After the hearing, National Union of Peoples’ Lawyers president Edre Olalia told InterAksyon: “From the point of view of prosecution, we have satisfactorily met the standard of guilt beyond reasonable doubt.”
The NUPL president said they expect Judge Alexander Tamayo of Bulacan Regional Trial Court Branch 16 to hand down a verdict within the next few months.
The charges against Palparan and his co-accused were filed in 2011 and the trial began the next year.
Palparan was not around at the start of the trial, having gone into hiding after a foiled attempt to slip out of the country.

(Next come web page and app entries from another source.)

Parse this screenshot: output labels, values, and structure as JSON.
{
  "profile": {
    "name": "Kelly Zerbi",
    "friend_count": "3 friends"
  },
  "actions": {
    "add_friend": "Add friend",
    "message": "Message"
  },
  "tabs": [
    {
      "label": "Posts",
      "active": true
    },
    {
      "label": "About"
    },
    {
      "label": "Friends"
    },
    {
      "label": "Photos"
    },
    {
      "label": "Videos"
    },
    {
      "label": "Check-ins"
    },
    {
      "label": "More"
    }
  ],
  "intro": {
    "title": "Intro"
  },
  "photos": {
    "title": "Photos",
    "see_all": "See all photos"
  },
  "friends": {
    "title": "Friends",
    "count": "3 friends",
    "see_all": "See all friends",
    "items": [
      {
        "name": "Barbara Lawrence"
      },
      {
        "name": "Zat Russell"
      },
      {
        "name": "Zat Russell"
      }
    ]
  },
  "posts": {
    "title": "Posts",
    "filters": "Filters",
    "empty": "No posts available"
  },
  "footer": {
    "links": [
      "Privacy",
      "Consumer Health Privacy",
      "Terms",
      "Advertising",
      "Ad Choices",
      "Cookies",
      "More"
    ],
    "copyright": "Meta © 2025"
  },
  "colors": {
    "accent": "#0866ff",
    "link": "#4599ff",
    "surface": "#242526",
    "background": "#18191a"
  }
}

He was captured in Manila in 2014.
The former Army officer, nicknamed “The Butcher” by activists for the human rights abuses that took place in areas he was assigned to, was tried along with two co-accused — Sergeant Edgardo Osorio and Colonel Felipe Anotadoon — on charges of kidnapping with serious illegal detention over the 2006 abduction of Sherlyn Cadapan and Karen Empeno from a farmhouse in Bulacan province.
Another co-accused, Sergeant Rizal Hilario, remains at large.
Cadapan and Empeno, along with farmer Manuel Merino, who was seized along with them, have never been found. But a prosecution witness in the trial, farmer Raymond Manalo, who with his brother was abducted, also in 2006, but managed to escape more than a year later, testified seeing the students being tortured in a military camp under Palparan’s command.
At Thursday’s hearing Palparan took the stand where, Olalia said, his “improper testimony,” based on the judicial affidavit he submitted, “harvested a buffet of practically all grounds for legal objections in the book, many of which were rightfully stricken off by the court.”
The former general “confirmed his prepared judicial affidavit on the witness stand. This would constitute his direct testimony. But we objected to most of these, many of which were stricken off the record,” Olalia said.
“Instead of wriggling his way out, he painted himself in a corner,” he added.
The human rights lawyer said he himself was the target of an innuendo in the affidavit, “which I asked to be stricken off as immaterial, irrelevant, reckless, vicious and malicious, which the court did.”
In this part of his affidavit, Palparan also described now Supreme Court spokesman Theodore Te and an “Atty. Diokno” who is apparently De La Salle University law dean Jose Manuel Diokno, who the former general said helped Manalo prepare his affidavit, as “activist lawyers” and that he was “quite apprehensive” over Te’s current position.
The human rights group Karapatan described Palparan’s claims in his affidavit — in which he labeled the group and the NUPL as “legal fronts” of the Communist Pary of the Philippines and of “influencing” witnesses to “achieve an objective of permanently silencing” through a conviction — as “the desperation of the guilty.”
Olalia also noted in Palparan “a persecution complex that does not inspire credence. He sees red everywhere and recklessly, maliciously and baselessly blames his present woes to what he stubbornly refers to as ‘enemies of the State,’ including human rights lawyers, human rights organizations, farmers’ groups, and the Left.”